"It seems to me that the making of such a claim is contrary to anything that has ever been decided in regard to actions for declarations. It has never been determined that in an action by a plaintiff against a defendant there can be a claim by the plaintiff for a declaration of liability against a third person for the relief claimed in the action where no dispute has as yet arisen between the plaintiff and that person. It would not make any difference if the claim for a declaration against that person were made in a separate action against him, for it would still be vexatious for the plaintiff to bring such an action against that person before any dispute had arisen between them. It seems to me that no dispute can arise between the plaintiffs and the insurance company until after the disposal of the action by the plaintiffs against the defendant Ebblewhite in favour of the plaintiffs and the establishment of a right of indemnity by Ebblewhite against the insurance company."

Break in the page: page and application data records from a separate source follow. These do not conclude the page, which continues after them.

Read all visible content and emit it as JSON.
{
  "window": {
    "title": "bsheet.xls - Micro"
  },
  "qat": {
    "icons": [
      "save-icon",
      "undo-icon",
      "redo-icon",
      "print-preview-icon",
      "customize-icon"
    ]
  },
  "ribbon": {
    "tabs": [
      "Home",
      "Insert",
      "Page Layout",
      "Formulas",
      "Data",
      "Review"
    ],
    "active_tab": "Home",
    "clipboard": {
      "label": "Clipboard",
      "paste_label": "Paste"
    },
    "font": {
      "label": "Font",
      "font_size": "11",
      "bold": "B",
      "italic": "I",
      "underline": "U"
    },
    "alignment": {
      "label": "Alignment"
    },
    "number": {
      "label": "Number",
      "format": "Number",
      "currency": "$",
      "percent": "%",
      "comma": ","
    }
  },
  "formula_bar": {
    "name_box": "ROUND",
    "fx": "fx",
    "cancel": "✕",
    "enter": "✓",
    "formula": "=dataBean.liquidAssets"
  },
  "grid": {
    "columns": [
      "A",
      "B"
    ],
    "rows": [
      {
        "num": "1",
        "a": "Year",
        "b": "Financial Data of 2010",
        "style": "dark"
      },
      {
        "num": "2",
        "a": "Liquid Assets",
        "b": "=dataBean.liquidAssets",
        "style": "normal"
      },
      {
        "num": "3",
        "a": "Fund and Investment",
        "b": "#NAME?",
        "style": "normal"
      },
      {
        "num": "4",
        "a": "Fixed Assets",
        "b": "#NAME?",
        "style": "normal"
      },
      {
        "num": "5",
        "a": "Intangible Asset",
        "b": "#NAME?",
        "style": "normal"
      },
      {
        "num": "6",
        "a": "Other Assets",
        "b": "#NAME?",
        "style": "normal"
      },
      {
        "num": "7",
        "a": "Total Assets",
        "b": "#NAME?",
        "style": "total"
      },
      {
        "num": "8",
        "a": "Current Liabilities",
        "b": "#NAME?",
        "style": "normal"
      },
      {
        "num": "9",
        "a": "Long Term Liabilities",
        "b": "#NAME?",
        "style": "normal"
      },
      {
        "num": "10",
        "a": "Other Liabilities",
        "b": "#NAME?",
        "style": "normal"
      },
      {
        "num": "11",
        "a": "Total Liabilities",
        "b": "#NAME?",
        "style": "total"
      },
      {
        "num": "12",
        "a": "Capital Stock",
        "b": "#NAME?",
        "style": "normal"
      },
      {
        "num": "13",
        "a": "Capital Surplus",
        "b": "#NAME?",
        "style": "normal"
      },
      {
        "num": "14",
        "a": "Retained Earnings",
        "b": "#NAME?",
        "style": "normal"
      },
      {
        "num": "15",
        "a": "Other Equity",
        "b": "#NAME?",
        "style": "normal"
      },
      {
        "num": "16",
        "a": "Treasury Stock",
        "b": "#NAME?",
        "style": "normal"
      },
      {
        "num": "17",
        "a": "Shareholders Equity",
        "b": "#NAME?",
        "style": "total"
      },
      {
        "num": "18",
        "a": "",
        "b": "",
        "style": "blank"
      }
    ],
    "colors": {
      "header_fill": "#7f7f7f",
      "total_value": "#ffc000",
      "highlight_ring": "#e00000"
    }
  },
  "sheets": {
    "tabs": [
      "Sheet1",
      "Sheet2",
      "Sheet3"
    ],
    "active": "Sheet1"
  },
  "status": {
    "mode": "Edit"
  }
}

Following the decision in the Ebblewhite case I cannot accept the proposition that the obiter dictum of the Supreme Court in the Sun Insurance Company case is an authority for an injured person to join his adversary's insurance company to an action for damages sustained by him by the negligence of his adversary in a motor accident. (See also Post Office v. Norwich Union Fire Insurance Company 1967 1 A.E.R. p. 577) I would therefore strike out the plaintiff's claim against the 3rd defendant. I award costs of £15-15s-0d. Against the plaintiff in favour of the 3rd defendants.
Plaintiff's claim against 3rd Defendant struck out.